      1. Interesting problem foodieseattlelady. I was in a somewhat similar situation when I lived in NC. The insistent host was my SO's boss and that made it awkward. The guy was a bit of a control freak and implied that things would not go pleasantly at work if my SO and I did not attend his mandatory dinners and cook outs. Once my mom came to visit and we had a special dinner planned at a restaurant she really wanted to try. When we explained that to the host nazi he insisted that my mom come to his cook out as well. My mom had the idea (out of desperation) to do a dine and dash as she was only visiting for a short time, but as we learned, that can be hard to pull off without seeming rude. So we ate his tough steaks and my mom missed out on her original plans.
        I say don't take a burden on yourself, go when it works for you, and keep at least responding to the invites even if it is only to decline. If they are just going through a phase, I hope it doesn't last twenty years!
        I ended up just waiting out the situation and putting up with it until the boss was promoted. This required him to move, so problem solved for me.
        Sounds like these two have a nasty case of house proud, so they probably won't move out of your life. Not having kids is major, but perhaps that will change for them. I think you might be also seeing a bit of fall out from the trend of people not responding to invitations, or saying maybe. I think they might be feeling some frustration from that. I'd like to say the trend is recent or only among certain generations, but I remember getting "maybed" by my elderly but healthy and lively aunt when I invited her to a party about 15 years ago. She never did confirm or show up.

        1. i am curious - what do they say when you invite them to your house? is it always a different excuse? Can you not just ask them? Could you not just say, "ok guys, it's really your turn to come to our house. I've been dying to make this special dish for you (or whatever). So, what night in the next month can you guys make it?" And if they still refuse, can't you just say "hey look, it's been over a year since you've been to our house - would you come clean and tell us why? we love to entertain too!" and if they hem and haw... ditch 'em. i'm not saying you have to continue to put yourself out there for them to reject, I'm just wondering if you'd get an answer that would explain this weird behavior. But, if the answer's not worth the trouble, forget about it! Just don't invite them anymore, and make your own excuses when next they invite you to their home. and don't feel bad about it - you're not being petty, you're respecting yourselves.

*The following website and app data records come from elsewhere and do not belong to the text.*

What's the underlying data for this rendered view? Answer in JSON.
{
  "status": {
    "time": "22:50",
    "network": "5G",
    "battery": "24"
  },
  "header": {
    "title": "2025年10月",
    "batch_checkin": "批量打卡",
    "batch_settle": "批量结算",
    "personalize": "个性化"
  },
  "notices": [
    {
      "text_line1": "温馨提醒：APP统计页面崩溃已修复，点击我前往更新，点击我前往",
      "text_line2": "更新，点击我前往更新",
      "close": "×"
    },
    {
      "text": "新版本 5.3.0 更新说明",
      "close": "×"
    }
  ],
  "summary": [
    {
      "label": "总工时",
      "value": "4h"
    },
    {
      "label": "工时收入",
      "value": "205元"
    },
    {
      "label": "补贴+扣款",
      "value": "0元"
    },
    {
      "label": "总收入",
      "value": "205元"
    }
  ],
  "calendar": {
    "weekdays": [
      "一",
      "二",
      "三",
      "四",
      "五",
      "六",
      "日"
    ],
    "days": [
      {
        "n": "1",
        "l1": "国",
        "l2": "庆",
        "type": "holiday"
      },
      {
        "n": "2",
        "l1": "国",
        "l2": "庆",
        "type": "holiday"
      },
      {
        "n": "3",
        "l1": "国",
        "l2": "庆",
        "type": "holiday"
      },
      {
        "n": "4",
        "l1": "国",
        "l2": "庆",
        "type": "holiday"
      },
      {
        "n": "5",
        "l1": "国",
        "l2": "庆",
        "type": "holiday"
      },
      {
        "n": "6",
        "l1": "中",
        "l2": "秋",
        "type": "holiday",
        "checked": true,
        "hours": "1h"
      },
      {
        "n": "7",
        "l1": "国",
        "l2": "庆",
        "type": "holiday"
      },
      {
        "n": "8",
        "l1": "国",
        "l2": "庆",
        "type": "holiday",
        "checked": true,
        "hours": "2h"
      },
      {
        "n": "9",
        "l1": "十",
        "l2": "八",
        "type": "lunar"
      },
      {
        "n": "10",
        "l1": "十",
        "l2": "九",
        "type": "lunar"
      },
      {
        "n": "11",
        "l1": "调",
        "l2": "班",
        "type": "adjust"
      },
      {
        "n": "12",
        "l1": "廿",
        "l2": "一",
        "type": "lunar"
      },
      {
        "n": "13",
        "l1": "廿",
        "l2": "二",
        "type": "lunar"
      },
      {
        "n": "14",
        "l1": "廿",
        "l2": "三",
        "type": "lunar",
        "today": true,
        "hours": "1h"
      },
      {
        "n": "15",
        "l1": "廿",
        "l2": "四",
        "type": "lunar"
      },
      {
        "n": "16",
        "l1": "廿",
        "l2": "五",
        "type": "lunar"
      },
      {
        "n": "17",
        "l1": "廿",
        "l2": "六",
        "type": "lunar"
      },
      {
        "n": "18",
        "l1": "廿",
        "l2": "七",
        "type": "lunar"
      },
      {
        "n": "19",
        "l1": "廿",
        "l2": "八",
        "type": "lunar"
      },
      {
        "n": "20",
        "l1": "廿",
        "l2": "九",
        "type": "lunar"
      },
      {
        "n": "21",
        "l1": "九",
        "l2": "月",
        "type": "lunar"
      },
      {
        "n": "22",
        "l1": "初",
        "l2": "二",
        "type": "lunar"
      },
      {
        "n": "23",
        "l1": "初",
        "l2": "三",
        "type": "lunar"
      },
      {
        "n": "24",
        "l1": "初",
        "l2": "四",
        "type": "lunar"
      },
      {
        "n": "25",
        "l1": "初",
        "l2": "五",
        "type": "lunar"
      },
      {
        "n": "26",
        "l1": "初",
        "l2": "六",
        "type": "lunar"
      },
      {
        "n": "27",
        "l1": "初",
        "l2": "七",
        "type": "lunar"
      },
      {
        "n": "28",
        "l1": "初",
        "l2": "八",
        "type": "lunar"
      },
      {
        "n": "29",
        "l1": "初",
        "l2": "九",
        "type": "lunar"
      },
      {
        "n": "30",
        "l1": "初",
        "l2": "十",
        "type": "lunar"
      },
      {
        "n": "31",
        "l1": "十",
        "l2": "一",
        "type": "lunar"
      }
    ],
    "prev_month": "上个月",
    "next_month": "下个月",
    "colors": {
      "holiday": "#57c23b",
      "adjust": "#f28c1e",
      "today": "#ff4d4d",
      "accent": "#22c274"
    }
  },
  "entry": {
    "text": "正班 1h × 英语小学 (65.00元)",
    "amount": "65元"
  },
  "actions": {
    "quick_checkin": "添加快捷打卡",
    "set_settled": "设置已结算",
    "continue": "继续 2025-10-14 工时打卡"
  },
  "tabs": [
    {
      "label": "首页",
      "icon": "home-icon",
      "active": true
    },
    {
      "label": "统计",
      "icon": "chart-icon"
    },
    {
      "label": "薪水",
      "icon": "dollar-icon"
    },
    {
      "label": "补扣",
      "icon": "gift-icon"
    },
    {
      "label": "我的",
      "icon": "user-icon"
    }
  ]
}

          1. I think you need to follow your instincts. Your friends' choices have really bothered you and the friendship seems to be a matter of habit rather than something you really enjoy.